Euro under car

 

 

The weather must be warming up. This kangaroo spent a couple hours in the afternoon under the front of our car.

Mildura Wreck

 

 

Right at the end of North West Cape - the entrance to Exmouth Gulf is the wreck of the Mildura. It was a steam ship carrying cattle to Fremantle.

Sunset North Kurrajong

 

 

The sun setting over Nindaloo Reef from the viewing platform at the North Kurrajong Campground. I wonder what all the workers are doing?

 

Post 77 – Kennedy Range National Park

Ian Collard
September 16, 2018

Kennedy Range National Park

 

 

From Carnarvon we headed East (inland) for a couple of days. We had wanted to head straight up to Cape Range National Park and Ningaloo Reef but the camps were booked out. Kennedy Range was an unexpected surprise with the camp ground at the bottom of the escarpment.

 

 

Cobble Road

 

 

So you remember Charles Kingsford Smith the aviator? What about Charles Kingsford Smith the truckie ?
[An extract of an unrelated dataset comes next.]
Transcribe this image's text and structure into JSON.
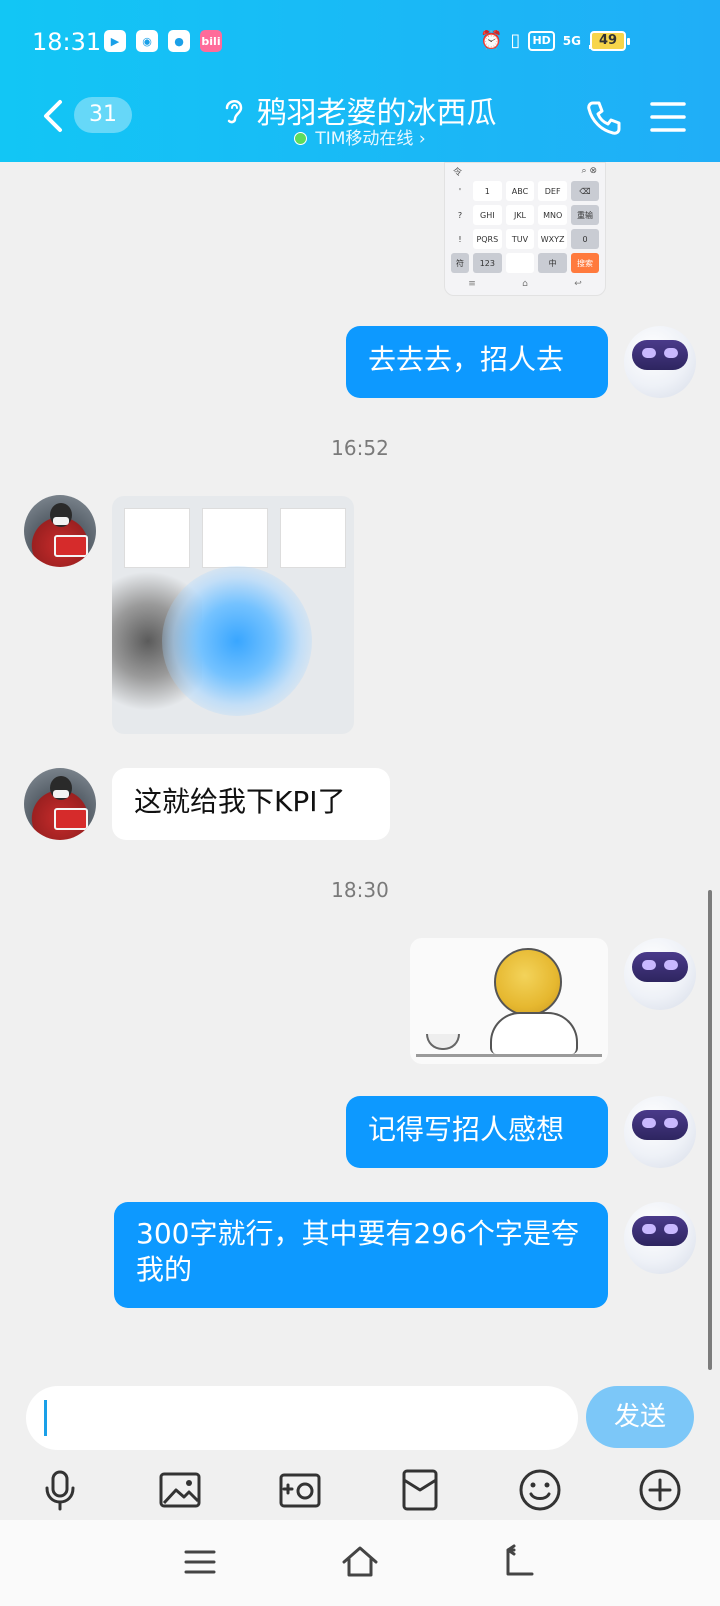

To raise the funds to fly, Kingsford Smith had a transport company based in Carnarvon. He was using trucks but because the tracks were so rough the trucks were having problems competing with the existing camel trains. I am not sure who paid for them but cobbled roads were built.

So before he flew across the Pacific, Kingsford Smith drove a truck along this road.

 

National Park

 

 

The national park is still pretty much in the desert. The gorges and water falls are dry most of the time with some seasonal rock pools.

 

National Park

 

 

Ann was happy to make it over the rocks to the end of the trail in Temple Gorge. Note the special head gear.

 

National Park

 

 

This is the honey comb erosion at Honey Comb Gorge. Couldn't get over the gravel in the rock face. Its about 3 or 4 metres above ground level

National Park

 

 

Lucky to get a shot of this "Dawson's Burrowing Bee" as it emerges from its burrow. They are so quick and unpredictable. There were a lot of them in one small section of the road. Rangers had placed rocks out to protect them.

Post 76 – Carnarvon Blow Holes

Ian Collard
September 16, 2018

Carnarvon - Fruit Loop - Blowholes

 

 

Along the banks of the Gascoyne River at Carnarvon are a variety of fruit and vegetable farms using water from the dry sandy bed of the Gascoyne. There is a "Fruit Loop" along both banks of the river which takes in a series of on farm stalls. This is how we did our vegie shopping for the week.

North of Carnarvon are the Blow Holes. I thought they were pretty impressive. Perhaps not as keen to get as close as this fellow.